Data about app and page elements
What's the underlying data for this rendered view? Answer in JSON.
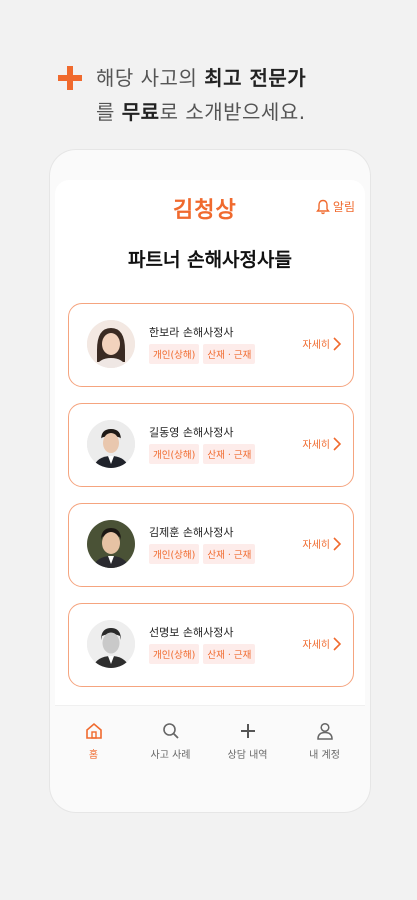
{
  "promo": {
    "line1_prefix": "해당 사고의 ",
    "line1_bold": "최고 전문가",
    "line2_prefix": "를 ",
    "line2_bold": "무료",
    "line2_suffix": "로 소개받으세요."
  },
  "header": {
    "logo": "김청상",
    "alarm_label": "알림"
  },
  "page_title": "파트너 손해사정사들",
  "partners": [
    {
      "name": "한보라 손해사정사",
      "tags": [
        "개인(상해)",
        "산재 · 근재"
      ],
      "detail": "자세히"
    },
    {
      "name": "길동영 손해사정사",
      "tags": [
        "개인(상해)",
        "산재 · 근재"
      ],
      "detail": "자세히"
    },
    {
      "name": "김제훈 손해사정사",
      "tags": [
        "개인(상해)",
        "산재 · 근재"
      ],
      "detail": "자세히"
    },
    {
      "name": "선명보 손해사정사",
      "tags": [
        "개인(상해)",
        "산재 · 근재"
      ],
      "detail": "자세히"
    }
  ],
  "tabs": [
    {
      "label": "홈",
      "icon": "home-icon",
      "active": true
    },
    {
      "label": "사고 사례",
      "icon": "search-icon",
      "active": false
    },
    {
      "label": "상담 내역",
      "icon": "plus-icon",
      "active": false
    },
    {
      "label": "내 계정",
      "icon": "user-icon",
      "active": false
    }
  ],
  "colors": {
    "accent": "#f06a2e",
    "tag_bg": "#fdecea",
    "card_border": "#f5a47f"
  }
}
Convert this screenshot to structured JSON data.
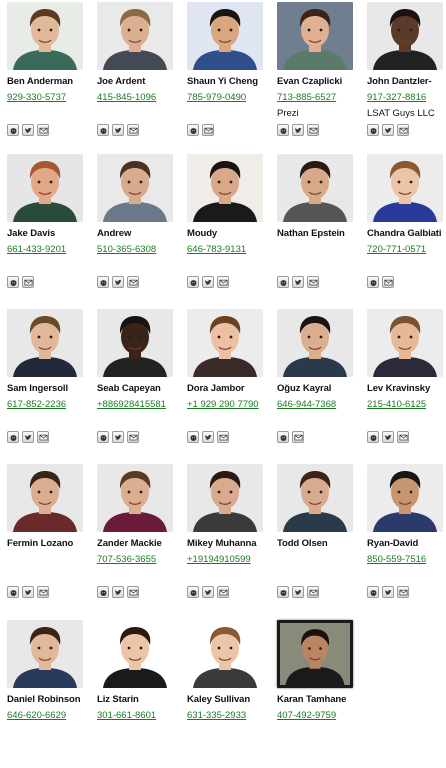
{
  "people": [
    {
      "name": "Ben Anderman",
      "phone": "929-330-5737",
      "extra": "",
      "icons": [
        "github",
        "twitter",
        "email"
      ],
      "skin": "#e2b89a",
      "hair": "#5a3a22",
      "shirt": "#3a6a5a",
      "bg": "#e8ece6"
    },
    {
      "name": "Joe Ardent",
      "phone": "415-845-1096",
      "extra": "",
      "icons": [
        "github",
        "twitter",
        "email"
      ],
      "skin": "#dcae92",
      "hair": "#8a6a44",
      "shirt": "#444a55",
      "bg": "#e9e9e9"
    },
    {
      "name": "Shaun Yi Cheng",
      "phone": "785-979-0490",
      "extra": "",
      "icons": [
        "github",
        "email"
      ],
      "skin": "#d9a67e",
      "hair": "#1a1412",
      "shirt": "#2f4f8a",
      "bg": "#dfe6f2"
    },
    {
      "name": "Evan Czaplicki",
      "phone": "713-885-6527",
      "extra": "Prezi",
      "icons": [
        "github",
        "twitter",
        "email"
      ],
      "skin": "#e0b092",
      "hair": "#3a2418",
      "shirt": "#5a7a6a",
      "bg": "#6f7f8f"
    },
    {
      "name": "John Dantzler-",
      "phone": "917-327-8816",
      "extra": "LSAT Guys LLC",
      "icons": [
        "github",
        "twitter",
        "email"
      ],
      "skin": "#5a3a28",
      "hair": "#1a1210",
      "shirt": "#222222",
      "bg": "#e8e8e8"
    },
    {
      "name": "Jake Davis",
      "phone": "661-433-9201",
      "extra": "",
      "icons": [
        "github",
        "email"
      ],
      "skin": "#e2a888",
      "hair": "#a8582e",
      "shirt": "#2a4a3a",
      "bg": "#e6e6e6"
    },
    {
      "name": "Andrew",
      "phone": "510-365-6308",
      "extra": "",
      "icons": [
        "github",
        "twitter",
        "email"
      ],
      "skin": "#d8aa8e",
      "hair": "#4a3220",
      "shirt": "#6a7a8a",
      "bg": "#e9e9e9"
    },
    {
      "name": "Moudy",
      "phone": "646-783-9131",
      "extra": "",
      "icons": [
        "github",
        "twitter",
        "email"
      ],
      "skin": "#d8a888",
      "hair": "#1a1412",
      "shirt": "#1a1a1a",
      "bg": "#f0ede8"
    },
    {
      "name": "Nathan Epstein",
      "phone": "",
      "extra": "",
      "icons": [
        "github",
        "twitter",
        "email"
      ],
      "skin": "#d8a888",
      "hair": "#2a1a12",
      "shirt": "#555555",
      "bg": "#e8e8e8"
    },
    {
      "name": "Chandra Galbiati",
      "phone": "720-771-0571",
      "extra": "",
      "icons": [
        "github",
        "email"
      ],
      "skin": "#ecc4a8",
      "hair": "#8a5a32",
      "shirt": "#2a3a9a",
      "bg": "#ececec"
    },
    {
      "name": "Sam Ingersoll",
      "phone": "617-852-2236",
      "extra": "",
      "icons": [
        "github",
        "twitter",
        "email"
      ],
      "skin": "#e2b89a",
      "hair": "#6a4a2a",
      "shirt": "#222a3a",
      "bg": "#e8e8e8"
    },
    {
      "name": "Seab Capeyan",
      "phone": "+886928415581",
      "extra": "",
      "icons": [
        "github",
        "twitter",
        "email"
      ],
      "skin": "#3a2418",
      "hair": "#1a1210",
      "shirt": "#222222",
      "bg": "#e8e8e8"
    },
    {
      "name": "Dora Jambor",
      "phone": "+1 929 290 7790",
      "extra": "",
      "icons": [
        "github",
        "twitter",
        "email"
      ],
      "skin": "#ecc0a2",
      "hair": "#6a4224",
      "shirt": "#3a2a2a",
      "bg": "#ececec"
    },
    {
      "name": "Oğuz Kayral",
      "phone": "646-944-7368",
      "extra": "",
      "icons": [
        "github",
        "email"
      ],
      "skin": "#dcae90",
      "hair": "#1a1412",
      "shirt": "#2a3a4a",
      "bg": "#e8e8e8"
    },
    {
      "name": "Lev Kravinsky",
      "phone": "215-410-6125",
      "extra": "",
      "icons": [
        "github",
        "twitter",
        "email"
      ],
      "skin": "#e6b898",
      "hair": "#7a5230",
      "shirt": "#2a2a3a",
      "bg": "#ececec"
    },
    {
      "name": "Fermin Lozano",
      "phone": "",
      "extra": "",
      "icons": [
        "github",
        "twitter",
        "email"
      ],
      "skin": "#dcae90",
      "hair": "#3a2418",
      "shirt": "#6a2a2a",
      "bg": "#e8e8e8"
    },
    {
      "name": "Zander Mackie",
      "phone": "707-536-3655",
      "extra": "",
      "icons": [
        "github",
        "twitter",
        "email"
      ],
      "skin": "#dcae90",
      "hair": "#5a3a22",
      "shirt": "#6a1a3a",
      "bg": "#e8e8e8"
    },
    {
      "name": "Mikey Muhanna",
      "phone": "+19194910599",
      "extra": "",
      "icons": [
        "github",
        "twitter",
        "email"
      ],
      "skin": "#d8aa8e",
      "hair": "#2a1a12",
      "shirt": "#3a3a3a",
      "bg": "#e8e8e8"
    },
    {
      "name": "Todd Olsen",
      "phone": "",
      "extra": "",
      "icons": [
        "github",
        "twitter",
        "email"
      ],
      "skin": "#d8aa8e",
      "hair": "#3a2418",
      "shirt": "#2a3a4a",
      "bg": "#e8e8e8"
    },
    {
      "name": "Ryan-David",
      "phone": "850-559-7516",
      "extra": "",
      "icons": [
        "github",
        "twitter",
        "email"
      ],
      "skin": "#c8966e",
      "hair": "#1a1412",
      "shirt": "#2a3a6a",
      "bg": "#ececec"
    },
    {
      "name": "Daniel Robinson",
      "phone": "646-620-6629",
      "extra": "",
      "icons": [],
      "skin": "#e2b89a",
      "hair": "#3a2418",
      "shirt": "#2a3a5a",
      "bg": "#e8e8e8"
    },
    {
      "name": "Liz Starin",
      "phone": "301-661-8601",
      "extra": "",
      "icons": [],
      "skin": "#ecc4a8",
      "hair": "#2a1a12",
      "shirt": "#1a1a1a",
      "bg": "#ffffff"
    },
    {
      "name": "Kaley Sullivan",
      "phone": "631-335-2933",
      "extra": "",
      "icons": [],
      "skin": "#ecc4a8",
      "hair": "#8a5a32",
      "shirt": "#3a3a3a",
      "bg": "#ffffff"
    },
    {
      "name": "Karan Tamhane",
      "phone": "407-492-9759",
      "extra": "",
      "icons": [],
      "skin": "#b88662",
      "hair": "#1a1210",
      "shirt": "#1a1a1a",
      "bg": "#8a8a7a",
      "framed": true
    }
  ],
  "icon_labels": {
    "github": "github-icon",
    "twitter": "twitter-icon",
    "email": "email-icon"
  },
  "colors": {
    "link": "#1b7a22",
    "name": "#111111"
  }
}
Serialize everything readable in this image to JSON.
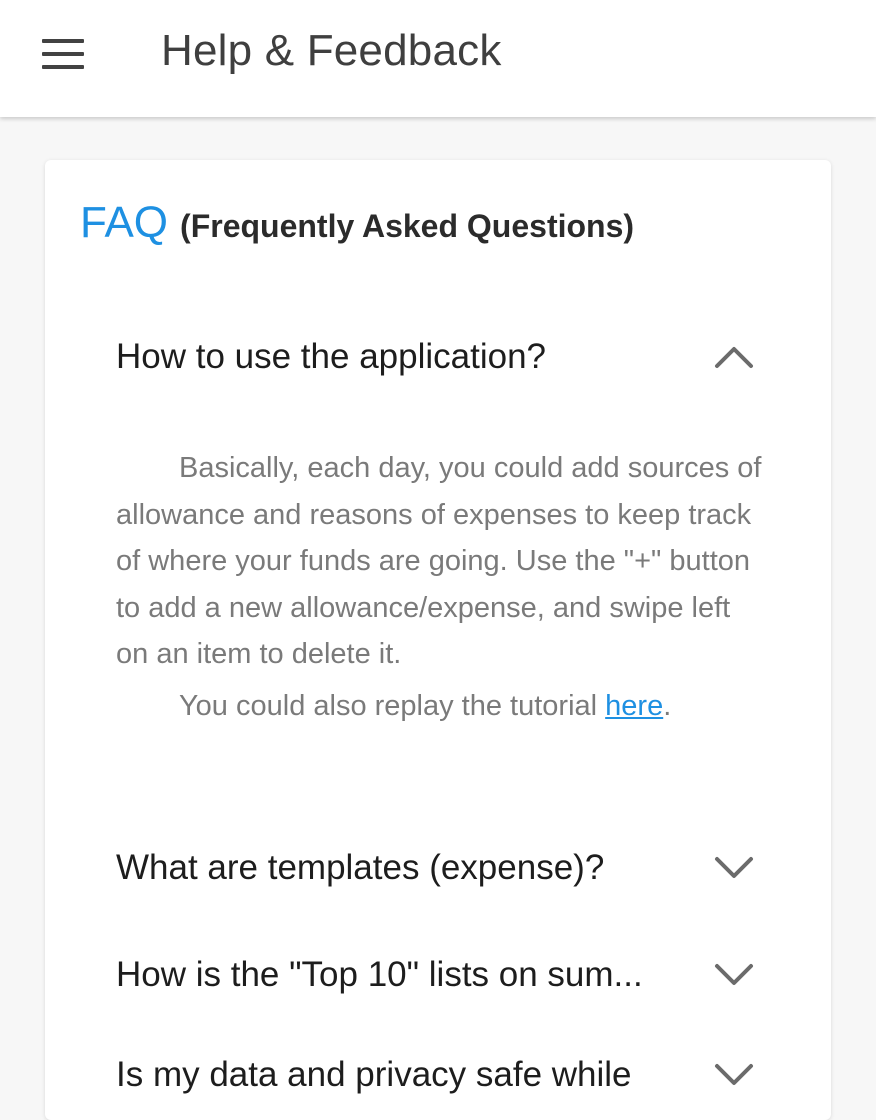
{
  "appbar": {
    "title": "Help & Feedback",
    "menu_icon": "hamburger-menu-icon"
  },
  "faq": {
    "title": "FAQ",
    "subtitle": "(Frequently Asked Questions)",
    "accent_color": "#1e90e2",
    "items": [
      {
        "question": "How to use the application?",
        "expanded": true,
        "icon": "chevron-up-icon",
        "answer_paragraph_1": "Basically, each day, you could add sources of allowance and reasons of expenses to keep track of where your funds are going. Use the \"+\" button to add a new allowance/expense, and swipe left on an item to delete it.",
        "answer_paragraph_2_prefix": "You could also replay the tutorial ",
        "answer_link_text": "here",
        "answer_paragraph_2_suffix": "."
      },
      {
        "question": "What are templates (expense)?",
        "expanded": false,
        "icon": "chevron-down-icon"
      },
      {
        "question": "How is the \"Top 10\" lists on sum...",
        "expanded": false,
        "icon": "chevron-down-icon"
      },
      {
        "question": "Is my data and privacy safe while",
        "expanded": false,
        "icon": "chevron-down-icon"
      }
    ]
  }
}
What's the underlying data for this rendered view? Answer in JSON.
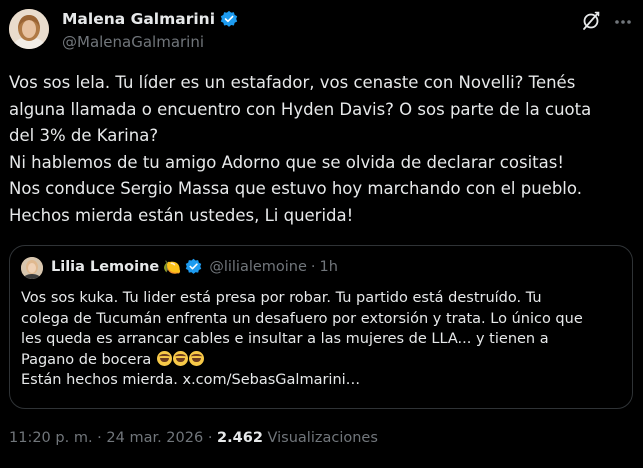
{
  "author": {
    "name": "Malena Galmarini",
    "handle": "@MalenaGalmarini",
    "verified_color": "#1d9bf0"
  },
  "icons": {
    "grok": "grok-icon",
    "more": "more-options-icon",
    "verified": "verified-badge-icon"
  },
  "tweet": {
    "lines": [
      "Vos sos lela. Tu líder es un estafador, vos cenaste con Novelli? Tenés",
      "alguna llamada o encuentro con Hyden Davis? O sos parte de la cuota",
      "del 3% de Karina?",
      "Ni hablemos de tu amigo Adorno que se olvida de declarar cositas!",
      "Nos conduce Sergio Massa que estuvo hoy marchando con el pueblo.",
      "Hechos mierda están ustedes, Li querida!"
    ]
  },
  "quote": {
    "name": "Lilia Lemoine",
    "name_emoji": "🍋",
    "handle": "@lilialemoine",
    "separator": "·",
    "time": "1h",
    "lines": [
      "Vos sos kuka. Tu lider está presa por robar. Tu partido está destruído. Tu",
      "colega de Tucumán enfrenta un desafuero por extorsión y trata. Lo único que",
      "les queda es arrancar cables e insultar a las mujeres de LLA... y tienen a",
      "Pagano de bocera",
      "Están hechos mierda. x.com/SebasGalmarini…"
    ],
    "laugh_emoji_name": "rolling-on-floor-laughing-emoji",
    "laugh_emoji_count": 3
  },
  "meta": {
    "time": "11:20 p. m.",
    "separator": "·",
    "date": "24 mar. 2026",
    "views_count": "2.462",
    "views_label": "Visualizaciones"
  },
  "colors": {
    "background": "#000000",
    "text": "#e7e9ea",
    "secondary_text": "#71767b",
    "border": "#2f3336",
    "accent": "#1d9bf0"
  }
}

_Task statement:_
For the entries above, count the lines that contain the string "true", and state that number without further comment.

_Response below:_
3